The Miller's Tomb, Highdown Hill, near Worthing,West Sussex.This is the resting place of miller John Oliver, who died in 1793 at the age of 84 years. Mr Oliver was an eccentric who, like a lot of people at that time questioned the conventional ideas about religious beliefs,choosing to be buried in a tomb besides his mil rather than a churchyard. The service being read by a young girl and the mourners dressed in their brightest clothes.WPAC-WIN-01002_141.jpg (600×390)

Kings Mill Shipley West Sussex. Built in 1879. Once owned by the poet Hilare Belloc and also the Windmill in the TV drama "Jonathan Creek".

Windpump, Adversane, near Billingshurst, West Sussex. This is marked on older Ordnance Survey maps as "Windpump (Old) or" Windpump (Disused) implying it was a traditional structure and not a modern wind Engine, but I can find no other reference to it's existence, demise or present state. It is, or was situated in the small triangular copse in the centre of this Google Earth satellite image.
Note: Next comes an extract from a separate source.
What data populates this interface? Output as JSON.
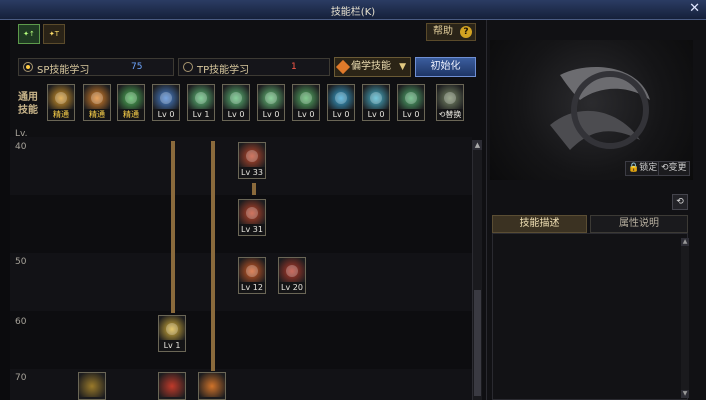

The Base of Champions Smock Mill,Wisborough Green, West Sussex. Converted into a residential property. In my studies of windmills I have encountered millers by the names of Smith, Baker, Draper even Tutelina, but never one called Miller!
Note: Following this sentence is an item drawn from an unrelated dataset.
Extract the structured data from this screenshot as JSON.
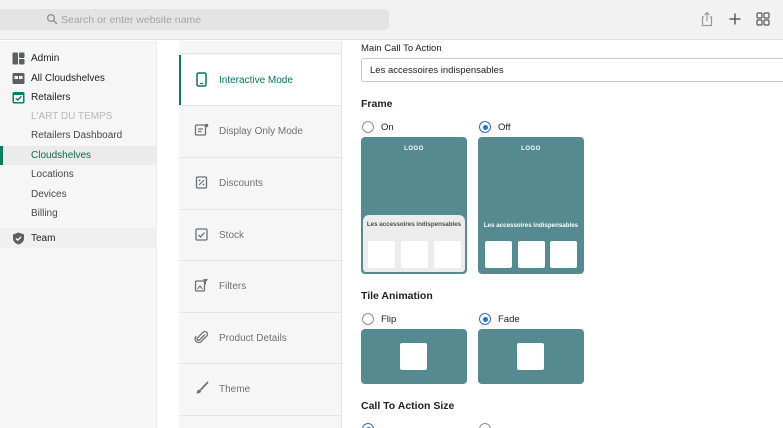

Wind turbine, near Parkminster Monastery, Cowfold, West Sussex,in about 1964.

Thorne smock Mill, Lunsford Cross, Ninfield, c 1908.Built as late as 1870 it was one of the last and tallest windmills in Sussex but had a short life, ceasing work in 1906 when tail winded (blown from the back) half lifting the cap and jamming the sails against the tower, although the cap was restored the sails were taken down and eventually the mill demolished after a few years.Today only the brick Base survives. _home_artefactual_digi_objects_Rest_1120694_141.jpg (426×599)

Tailpole, Nutley post mill, Ashdown Forest,East Sussex. In order to turn a post mill into the wind the miller had first to lift the steps by a lever called the talthur, attached to the tailpole and then physically push the whole Mill body around. Later post mill were fitted with a fantail attached either to the tailpole (Sussex) or the ladder (East Anglia) or sometimes up on the roof, as seen at Hog Hill Mill, Icklesham.

Telham Hill post mill, near Hastings,East Sussex,c 1960s. This large Sussex post mill, similar to Cross in Hand and Windmill Hill post mills,and probably built by Medhurst of Lewes, was built in 1747 and ceased working in the First World War when the sails were taken down. It was used for many years to advertise the 'Ye Olde Mill tea room' before falling into disrepair and finally being demolished in 1982.

Fantail, Kings Mill, Shipley, West Sussex.